I am observing your TTIs very carefully, and plan to take action when you recommend.
I have a question however on the slope of the TTI: how relevant is this slope (as compared, for instance, to a 200 day moving average)? Looking at the US domestic TTI, the slope is now tending downwards for the first time in several years (since 2003).
Would this signify a down trending (bear) market, and therefore, should one not take “shorts” in tune with the falling market rather than go long when the index line goes above the TTI line? I am saying this on the assumption that you’d concur with the strategy of investing “with the trend” … and if the trend is sloping down, then why go long?
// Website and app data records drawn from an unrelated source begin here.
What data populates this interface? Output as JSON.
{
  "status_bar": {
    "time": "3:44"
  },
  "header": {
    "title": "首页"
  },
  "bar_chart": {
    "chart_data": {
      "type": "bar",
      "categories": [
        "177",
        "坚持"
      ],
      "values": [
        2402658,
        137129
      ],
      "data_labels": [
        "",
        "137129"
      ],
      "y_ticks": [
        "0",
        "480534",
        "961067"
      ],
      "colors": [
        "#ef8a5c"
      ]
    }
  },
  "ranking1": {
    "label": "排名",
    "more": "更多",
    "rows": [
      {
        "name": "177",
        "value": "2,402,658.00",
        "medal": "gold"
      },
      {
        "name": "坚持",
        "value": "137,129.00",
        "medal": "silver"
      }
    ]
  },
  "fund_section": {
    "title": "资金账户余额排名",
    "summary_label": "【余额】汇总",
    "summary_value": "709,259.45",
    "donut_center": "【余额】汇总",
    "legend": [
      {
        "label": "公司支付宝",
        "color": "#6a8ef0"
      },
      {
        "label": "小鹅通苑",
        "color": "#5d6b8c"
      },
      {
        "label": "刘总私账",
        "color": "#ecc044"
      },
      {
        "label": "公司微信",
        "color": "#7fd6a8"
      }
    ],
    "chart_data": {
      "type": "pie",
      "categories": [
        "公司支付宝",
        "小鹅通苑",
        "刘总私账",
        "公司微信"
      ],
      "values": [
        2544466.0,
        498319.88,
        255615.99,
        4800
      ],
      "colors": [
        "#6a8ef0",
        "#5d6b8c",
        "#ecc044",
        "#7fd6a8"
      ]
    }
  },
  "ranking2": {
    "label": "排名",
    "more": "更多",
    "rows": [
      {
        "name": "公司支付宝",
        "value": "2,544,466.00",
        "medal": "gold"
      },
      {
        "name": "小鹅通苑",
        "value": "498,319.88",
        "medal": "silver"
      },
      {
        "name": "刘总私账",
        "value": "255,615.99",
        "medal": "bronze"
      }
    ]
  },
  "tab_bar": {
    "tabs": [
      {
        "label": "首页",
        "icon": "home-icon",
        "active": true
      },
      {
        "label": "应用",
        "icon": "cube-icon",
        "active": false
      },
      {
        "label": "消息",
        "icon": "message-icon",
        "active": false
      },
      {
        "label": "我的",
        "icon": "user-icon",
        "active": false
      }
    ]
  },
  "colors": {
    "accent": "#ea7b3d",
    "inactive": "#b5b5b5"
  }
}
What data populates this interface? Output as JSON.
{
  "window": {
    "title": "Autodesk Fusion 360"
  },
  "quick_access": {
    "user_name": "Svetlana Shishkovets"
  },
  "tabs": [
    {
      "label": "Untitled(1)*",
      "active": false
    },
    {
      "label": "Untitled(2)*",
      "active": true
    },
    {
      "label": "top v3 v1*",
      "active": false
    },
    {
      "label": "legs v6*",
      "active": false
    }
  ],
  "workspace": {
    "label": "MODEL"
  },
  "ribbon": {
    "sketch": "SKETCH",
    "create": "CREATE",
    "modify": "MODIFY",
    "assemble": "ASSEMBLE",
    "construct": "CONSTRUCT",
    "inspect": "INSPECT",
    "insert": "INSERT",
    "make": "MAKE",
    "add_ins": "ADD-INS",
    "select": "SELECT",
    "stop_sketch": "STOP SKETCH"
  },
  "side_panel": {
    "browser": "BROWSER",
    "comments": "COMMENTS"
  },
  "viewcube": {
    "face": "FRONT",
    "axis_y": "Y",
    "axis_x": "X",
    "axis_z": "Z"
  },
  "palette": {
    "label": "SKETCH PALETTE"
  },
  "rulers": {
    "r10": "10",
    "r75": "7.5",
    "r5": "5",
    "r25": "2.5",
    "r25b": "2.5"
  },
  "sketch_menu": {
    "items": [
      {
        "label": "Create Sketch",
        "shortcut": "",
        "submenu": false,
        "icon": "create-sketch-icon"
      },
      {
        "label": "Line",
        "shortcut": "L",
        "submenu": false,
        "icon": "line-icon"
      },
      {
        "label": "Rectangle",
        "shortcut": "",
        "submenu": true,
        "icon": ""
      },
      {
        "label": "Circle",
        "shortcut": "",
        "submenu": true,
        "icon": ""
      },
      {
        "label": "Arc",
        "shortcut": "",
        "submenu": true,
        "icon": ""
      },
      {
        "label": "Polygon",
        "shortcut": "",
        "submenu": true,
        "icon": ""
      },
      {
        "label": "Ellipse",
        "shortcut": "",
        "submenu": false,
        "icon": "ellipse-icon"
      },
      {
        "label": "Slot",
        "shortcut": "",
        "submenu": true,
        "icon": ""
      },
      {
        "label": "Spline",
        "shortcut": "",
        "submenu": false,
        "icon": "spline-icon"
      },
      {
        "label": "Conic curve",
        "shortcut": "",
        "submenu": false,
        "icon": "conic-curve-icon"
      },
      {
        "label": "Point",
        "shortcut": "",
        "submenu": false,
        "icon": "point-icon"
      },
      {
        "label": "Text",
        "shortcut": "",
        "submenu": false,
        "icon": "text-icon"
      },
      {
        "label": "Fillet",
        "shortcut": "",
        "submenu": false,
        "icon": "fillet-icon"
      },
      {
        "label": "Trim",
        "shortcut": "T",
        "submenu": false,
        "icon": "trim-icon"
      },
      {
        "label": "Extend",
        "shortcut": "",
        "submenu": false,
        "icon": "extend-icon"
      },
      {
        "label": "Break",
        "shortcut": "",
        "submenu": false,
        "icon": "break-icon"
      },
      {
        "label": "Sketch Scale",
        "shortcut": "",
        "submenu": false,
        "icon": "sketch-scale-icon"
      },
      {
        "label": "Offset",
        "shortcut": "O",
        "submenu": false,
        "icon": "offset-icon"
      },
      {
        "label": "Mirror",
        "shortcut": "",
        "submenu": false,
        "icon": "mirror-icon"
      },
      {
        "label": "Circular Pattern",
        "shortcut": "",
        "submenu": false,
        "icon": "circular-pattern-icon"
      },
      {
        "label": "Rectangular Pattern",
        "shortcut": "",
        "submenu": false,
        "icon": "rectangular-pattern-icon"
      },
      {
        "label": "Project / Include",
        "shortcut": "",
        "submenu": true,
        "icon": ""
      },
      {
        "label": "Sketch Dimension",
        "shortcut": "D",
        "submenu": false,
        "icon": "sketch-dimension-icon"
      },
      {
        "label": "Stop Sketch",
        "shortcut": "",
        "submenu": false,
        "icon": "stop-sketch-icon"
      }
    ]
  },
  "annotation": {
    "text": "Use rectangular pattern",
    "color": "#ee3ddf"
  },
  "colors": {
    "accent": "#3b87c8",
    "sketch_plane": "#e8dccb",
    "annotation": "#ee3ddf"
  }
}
On this assumption, when the TTI gave the latest sell signal on June 23, shorting the S&P; (for instance) would have probably been a profitable venture and would have been “investing with the trend”.
Same comment would apply to the international TTI, which has had a downward sloping TTI line for the whole of 2008 … if we take a long position when the composite index (the green line) goes above the TTI, would this not be a sort of “fool’s rally” in a bear market trend?… until the TTI line has at least flattened out, one should not take a long position … is my interpretation incorrect?
Thanks for your insights; I am trying to get a better understanding of your proprietary TTI system.
Let’s take a look at a blown up portion of the domestic TTI to better understand what Joao is saying:
Since our Sell signal on 6/23/08, the trend line (red) has been in fact sloping down confirming that we are indeed in a bear market. As you can also see, prices (green bars) have been on the rebound and may very well break through the trend line to upside into neutral territory. I define the neutral territory as an area between the long-term trend line (red) and a point, which is 1.5% above it (blue). Once prices pierce the blue line, a new domestic buy signal is generated.
To answer Joao’s question, I have to say that in the past 20 years I have not found that a buy signal generated via the piercing of a falling trend line vs. the piercing of a rising trend line has shown any different results.
Sure, a falling trend line would support a bearish viewpoint; however, you still need to apply caution when entering short positions. Why? Bear market rallies are a powerful counterforce to be reckoned with. If you had any short positions initiated based on our last Sell signal, you most certainly would have been stopped out had you worked with a sell stop (which is a must).
Looking at the big picture, I suggest you review my post “Is Short Selling Worth It,” which makes the argument based on a lot of research that, in the long run, short selling may not add as much to your bottom line profits as you think.